Set down, in full, every record in the block.

<<<<

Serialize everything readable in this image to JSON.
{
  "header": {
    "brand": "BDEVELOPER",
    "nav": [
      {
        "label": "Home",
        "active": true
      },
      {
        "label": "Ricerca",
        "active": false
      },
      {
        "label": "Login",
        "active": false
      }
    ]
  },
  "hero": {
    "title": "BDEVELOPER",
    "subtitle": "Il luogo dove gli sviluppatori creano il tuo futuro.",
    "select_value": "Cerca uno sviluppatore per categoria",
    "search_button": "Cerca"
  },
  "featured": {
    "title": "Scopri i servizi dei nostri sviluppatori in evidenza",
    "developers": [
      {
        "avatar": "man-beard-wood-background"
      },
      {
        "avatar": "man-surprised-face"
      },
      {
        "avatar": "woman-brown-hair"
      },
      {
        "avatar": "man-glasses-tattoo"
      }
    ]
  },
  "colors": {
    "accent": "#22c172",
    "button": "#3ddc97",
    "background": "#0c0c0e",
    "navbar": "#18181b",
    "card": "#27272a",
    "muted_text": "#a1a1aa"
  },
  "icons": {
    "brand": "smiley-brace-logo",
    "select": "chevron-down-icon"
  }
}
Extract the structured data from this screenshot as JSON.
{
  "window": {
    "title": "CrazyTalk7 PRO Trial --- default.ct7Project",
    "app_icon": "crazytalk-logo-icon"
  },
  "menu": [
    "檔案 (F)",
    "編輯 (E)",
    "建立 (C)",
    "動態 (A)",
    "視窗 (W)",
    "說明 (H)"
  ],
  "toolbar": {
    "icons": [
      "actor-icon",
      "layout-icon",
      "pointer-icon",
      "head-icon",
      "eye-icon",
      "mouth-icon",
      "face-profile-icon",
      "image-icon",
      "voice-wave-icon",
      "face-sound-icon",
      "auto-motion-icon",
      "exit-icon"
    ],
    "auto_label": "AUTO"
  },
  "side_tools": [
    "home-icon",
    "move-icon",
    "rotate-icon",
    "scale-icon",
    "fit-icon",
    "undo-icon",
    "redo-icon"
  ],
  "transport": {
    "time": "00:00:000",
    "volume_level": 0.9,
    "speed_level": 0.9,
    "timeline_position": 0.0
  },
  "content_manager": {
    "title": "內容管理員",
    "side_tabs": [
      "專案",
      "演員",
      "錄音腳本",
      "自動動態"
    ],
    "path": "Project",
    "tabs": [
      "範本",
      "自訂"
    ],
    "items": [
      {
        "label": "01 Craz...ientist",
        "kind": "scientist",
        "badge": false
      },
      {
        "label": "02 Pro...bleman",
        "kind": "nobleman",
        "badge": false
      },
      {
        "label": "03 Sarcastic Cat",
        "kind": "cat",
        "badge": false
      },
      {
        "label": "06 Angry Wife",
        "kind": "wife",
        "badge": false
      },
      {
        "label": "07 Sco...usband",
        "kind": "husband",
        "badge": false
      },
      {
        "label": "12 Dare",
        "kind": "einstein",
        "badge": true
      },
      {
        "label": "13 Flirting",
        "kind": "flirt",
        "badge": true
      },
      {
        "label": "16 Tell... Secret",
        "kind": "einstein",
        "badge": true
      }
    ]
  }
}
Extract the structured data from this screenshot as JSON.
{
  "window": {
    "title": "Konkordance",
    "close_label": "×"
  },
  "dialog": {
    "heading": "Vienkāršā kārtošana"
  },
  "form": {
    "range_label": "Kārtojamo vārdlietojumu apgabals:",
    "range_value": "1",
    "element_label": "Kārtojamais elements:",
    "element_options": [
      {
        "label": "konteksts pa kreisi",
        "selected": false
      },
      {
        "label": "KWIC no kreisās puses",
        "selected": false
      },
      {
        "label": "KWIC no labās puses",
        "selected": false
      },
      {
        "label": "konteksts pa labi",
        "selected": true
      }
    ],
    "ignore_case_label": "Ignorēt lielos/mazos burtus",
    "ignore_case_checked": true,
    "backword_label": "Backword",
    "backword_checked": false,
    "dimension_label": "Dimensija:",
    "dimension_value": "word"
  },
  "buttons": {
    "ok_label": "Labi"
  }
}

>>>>

*Result for this task*.
Serialize everything readable in this image to JSON.
{
  "header": {
    "brand": "BDEVELOPER",
    "nav": [
      {
        "label": "Home",
        "active": true
      },
      {
        "label": "Ricerca",
        "active": false
      },
      {
        "label": "Login",
        "active": false
      }
    ]
  },
  "hero": {
    "title": "BDEVELOPER",
    "subtitle": "Il luogo dove gli sviluppatori creano il tuo futuro.",
    "select_value": "Cerca uno sviluppatore per categoria",
    "search_button": "Cerca"
  },
  "featured": {
    "title": "Scopri i servizi dei nostri sviluppatori in evidenza",
    "developers": [
      {
        "avatar": "man-beard-wood-background"
      },
      {
        "avatar": "man-surprised-face"
      },
      {
        "avatar": "woman-brown-hair"
      },
      {
        "avatar": "man-glasses-tattoo"
      }
    ]
  },
  "colors": {
    "accent": "#22c172",
    "button": "#3ddc97",
    "background": "#0c0c0e",
    "navbar": "#18181b",
    "card": "#27272a",
    "muted_text": "#a1a1aa"
  },
  "icons": {
    "brand": "smiley-brace-logo",
    "select": "chevron-down-icon"
  }
}
Extract the structured data from this screenshot as JSON.
{
  "window": {
    "title": "CrazyTalk7 PRO Trial --- default.ct7Project",
    "app_icon": "crazytalk-logo-icon"
  },
  "menu": [
    "檔案 (F)",
    "編輯 (E)",
    "建立 (C)",
    "動態 (A)",
    "視窗 (W)",
    "說明 (H)"
  ],
  "toolbar": {
    "icons": [
      "actor-icon",
      "layout-icon",
      "pointer-icon",
      "head-icon",
      "eye-icon",
      "mouth-icon",
      "face-profile-icon",
      "image-icon",
      "voice-wave-icon",
      "face-sound-icon",
      "auto-motion-icon",
      "exit-icon"
    ],
    "auto_label": "AUTO"
  },
  "side_tools": [
    "home-icon",
    "move-icon",
    "rotate-icon",
    "scale-icon",
    "fit-icon",
    "undo-icon",
    "redo-icon"
  ],
  "transport": {
    "time": "00:00:000",
    "volume_level": 0.9,
    "speed_level": 0.9,
    "timeline_position": 0.0
  },
  "content_manager": {
    "title": "內容管理員",
    "side_tabs": [
      "專案",
      "演員",
      "錄音腳本",
      "自動動態"
    ],
    "path": "Project",
    "tabs": [
      "範本",
      "自訂"
    ],
    "items": [
      {
        "label": "01 Craz...ientist",
        "kind": "scientist",
        "badge": false
      },
      {
        "label": "02 Pro...bleman",
        "kind": "nobleman",
        "badge": false
      },
      {
        "label": "03 Sarcastic Cat",
        "kind": "cat",
        "badge": false
      },
      {
        "label": "06 Angry Wife",
        "kind": "wife",
        "badge": false
      },
      {
        "label": "07 Sco...usband",
        "kind": "husband",
        "badge": false
      },
      {
        "label": "12 Dare",
        "kind": "einstein",
        "badge": true
      },
      {
        "label": "13 Flirting",
        "kind": "flirt",
        "badge": true
      },
      {
        "label": "16 Tell... Secret",
        "kind": "einstein",
        "badge": true
      }
    ]
  }
}
Extract the structured data from this screenshot as JSON.
{
  "window": {
    "title": "Konkordance",
    "close_label": "×"
  },
  "dialog": {
    "heading": "Vienkāršā kārtošana"
  },
  "form": {
    "range_label": "Kārtojamo vārdlietojumu apgabals:",
    "range_value": "1",
    "element_label": "Kārtojamais elements:",
    "element_options": [
      {
        "label": "konteksts pa kreisi",
        "selected": false
      },
      {
        "label": "KWIC no kreisās puses",
        "selected": false
      },
      {
        "label": "KWIC no labās puses",
        "selected": false
      },
      {
        "label": "konteksts pa labi",
        "selected": true
      }
    ],
    "ignore_case_label": "Ignorēt lielos/mazos burtus",
    "ignore_case_checked": true,
    "backword_label": "Backword",
    "backword_checked": false,
    "dimension_label": "Dimensija:",
    "dimension_value": "word"
  },
  "buttons": {
    "ok_label": "Labi"
  }
}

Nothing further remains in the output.